HUNTERSVILLE – Connoisseurs gathered Saturday, May 12, at Rural Hill to get a taste of North Carolina’s next big thing – craft beer.
“North Carolina is the fastest-growing microbrew state in the nation,” said Madison Smith, communications manager for Greensboro-based Natty Greene’s Brewery.
The brewery is one of many that participated in the daylong North Carolina Brewers and Music Festival at the historic nature preserve.
More than 50 microbrewers in the state have North Carolina poised to be an industry leader, she said.
Natty Greene’s produces beers ranging from 3.8 percent alcohol by volume to more than 10 percent, compared to the 3.2 percent found in most domestic beers.
But it’s taste more than alcohol content that attracts microbrew drinkers.
“This is a beer of flavor, to enjoy and nurse,” Mike Pauza said, hoisting a two-ounce serving of brew from Ass Clown Brewing Company, a craft beer producer located on Bailey Road in Cornelius.
Standing alongside the Ass Clown tent on Saturday, Pauza pondered the brewmaster’s creativity.
“Where does he get these flavors?” he said. “It must have been through a dream somehow.”
After swishing another swallow, Pauza tasted apples, butter, vanilla beans and chocolate.
“I know what I like,” said Matt Glidden, creator of Ass Clown’s specialty brews. “I go after something that compliments foods and beers which are not out there right now.”
Nontraditional flavors and organic ingredients form the foundation of his beers.
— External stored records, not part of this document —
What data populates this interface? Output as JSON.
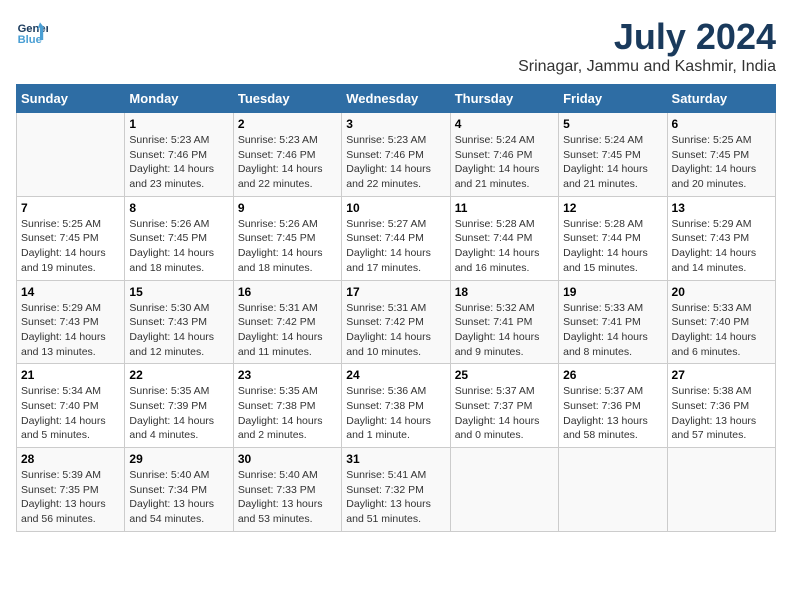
{
  "logo": {
    "line1": "General",
    "line2": "Blue"
  },
  "title": "July 2024",
  "subtitle": "Srinagar, Jammu and Kashmir, India",
  "days_of_week": [
    "Sunday",
    "Monday",
    "Tuesday",
    "Wednesday",
    "Thursday",
    "Friday",
    "Saturday"
  ],
  "weeks": [
    [
      {
        "day": "",
        "info": ""
      },
      {
        "day": "1",
        "info": "Sunrise: 5:23 AM\nSunset: 7:46 PM\nDaylight: 14 hours\nand 23 minutes."
      },
      {
        "day": "2",
        "info": "Sunrise: 5:23 AM\nSunset: 7:46 PM\nDaylight: 14 hours\nand 22 minutes."
      },
      {
        "day": "3",
        "info": "Sunrise: 5:23 AM\nSunset: 7:46 PM\nDaylight: 14 hours\nand 22 minutes."
      },
      {
        "day": "4",
        "info": "Sunrise: 5:24 AM\nSunset: 7:46 PM\nDaylight: 14 hours\nand 21 minutes."
      },
      {
        "day": "5",
        "info": "Sunrise: 5:24 AM\nSunset: 7:45 PM\nDaylight: 14 hours\nand 21 minutes."
      },
      {
        "day": "6",
        "info": "Sunrise: 5:25 AM\nSunset: 7:45 PM\nDaylight: 14 hours\nand 20 minutes."
      }
    ],
    [
      {
        "day": "7",
        "info": "Sunrise: 5:25 AM\nSunset: 7:45 PM\nDaylight: 14 hours\nand 19 minutes."
      },
      {
        "day": "8",
        "info": "Sunrise: 5:26 AM\nSunset: 7:45 PM\nDaylight: 14 hours\nand 18 minutes."
      },
      {
        "day": "9",
        "info": "Sunrise: 5:26 AM\nSunset: 7:45 PM\nDaylight: 14 hours\nand 18 minutes."
      },
      {
        "day": "10",
        "info": "Sunrise: 5:27 AM\nSunset: 7:44 PM\nDaylight: 14 hours\nand 17 minutes."
      },
      {
        "day": "11",
        "info": "Sunrise: 5:28 AM\nSunset: 7:44 PM\nDaylight: 14 hours\nand 16 minutes."
      },
      {
        "day": "12",
        "info": "Sunrise: 5:28 AM\nSunset: 7:44 PM\nDaylight: 14 hours\nand 15 minutes."
      },
      {
        "day": "13",
        "info": "Sunrise: 5:29 AM\nSunset: 7:43 PM\nDaylight: 14 hours\nand 14 minutes."
      }
    ],
    [
      {
        "day": "14",
        "info": "Sunrise: 5:29 AM\nSunset: 7:43 PM\nDaylight: 14 hours\nand 13 minutes."
      },
      {
        "day": "15",
        "info": "Sunrise: 5:30 AM\nSunset: 7:43 PM\nDaylight: 14 hours\nand 12 minutes."
      },
      {
        "day": "16",
        "info": "Sunrise: 5:31 AM\nSunset: 7:42 PM\nDaylight: 14 hours\nand 11 minutes."
      },
      {
        "day": "17",
        "info": "Sunrise: 5:31 AM\nSunset: 7:42 PM\nDaylight: 14 hours\nand 10 minutes."
      },
      {
        "day": "18",
        "info": "Sunrise: 5:32 AM\nSunset: 7:41 PM\nDaylight: 14 hours\nand 9 minutes."
      },
      {
        "day": "19",
        "info": "Sunrise: 5:33 AM\nSunset: 7:41 PM\nDaylight: 14 hours\nand 8 minutes."
      },
      {
        "day": "20",
        "info": "Sunrise: 5:33 AM\nSunset: 7:40 PM\nDaylight: 14 hours\nand 6 minutes."
      }
    ],
    [
      {
        "day": "21",
        "info": "Sunrise: 5:34 AM\nSunset: 7:40 PM\nDaylight: 14 hours\nand 5 minutes."
      },
      {
        "day": "22",
        "info": "Sunrise: 5:35 AM\nSunset: 7:39 PM\nDaylight: 14 hours\nand 4 minutes."
      },
      {
        "day": "23",
        "info": "Sunrise: 5:35 AM\nSunset: 7:38 PM\nDaylight: 14 hours\nand 2 minutes."
      },
      {
        "day": "24",
        "info": "Sunrise: 5:36 AM\nSunset: 7:38 PM\nDaylight: 14 hours\nand 1 minute."
      },
      {
        "day": "25",
        "info": "Sunrise: 5:37 AM\nSunset: 7:37 PM\nDaylight: 14 hours\nand 0 minutes."
      },
      {
        "day": "26",
        "info": "Sunrise: 5:37 AM\nSunset: 7:36 PM\nDaylight: 13 hours\nand 58 minutes."
      },
      {
        "day": "27",
        "info": "Sunrise: 5:38 AM\nSunset: 7:36 PM\nDaylight: 13 hours\nand 57 minutes."
      }
    ],
    [
      {
        "day": "28",
        "info": "Sunrise: 5:39 AM\nSunset: 7:35 PM\nDaylight: 13 hours\nand 56 minutes."
      },
      {
        "day": "29",
        "info": "Sunrise: 5:40 AM\nSunset: 7:34 PM\nDaylight: 13 hours\nand 54 minutes."
      },
      {
        "day": "30",
        "info": "Sunrise: 5:40 AM\nSunset: 7:33 PM\nDaylight: 13 hours\nand 53 minutes."
      },
      {
        "day": "31",
        "info": "Sunrise: 5:41 AM\nSunset: 7:32 PM\nDaylight: 13 hours\nand 51 minutes."
      },
      {
        "day": "",
        "info": ""
      },
      {
        "day": "",
        "info": ""
      },
      {
        "day": "",
        "info": ""
      }
    ]
  ]
}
He works with local merchants and mountain farmers to find just the right components for his recipes.
Glidden began making craft beers in his garage eight years ago, then turned the hobby into a business in 2010. He’ll move into a bigger facility this summer, hoping to boost production from 120 gallons a week to nearly 900.
“The whole goal is to bring everybody into craft and away from the large corporations,” Glidden said.
And Saturday’s crowd indicated a growing segment of the population is making that shift. Roughly 3,500 guests came out to sample craft beers from around the region this year, tripling the inaugural festival in 2011.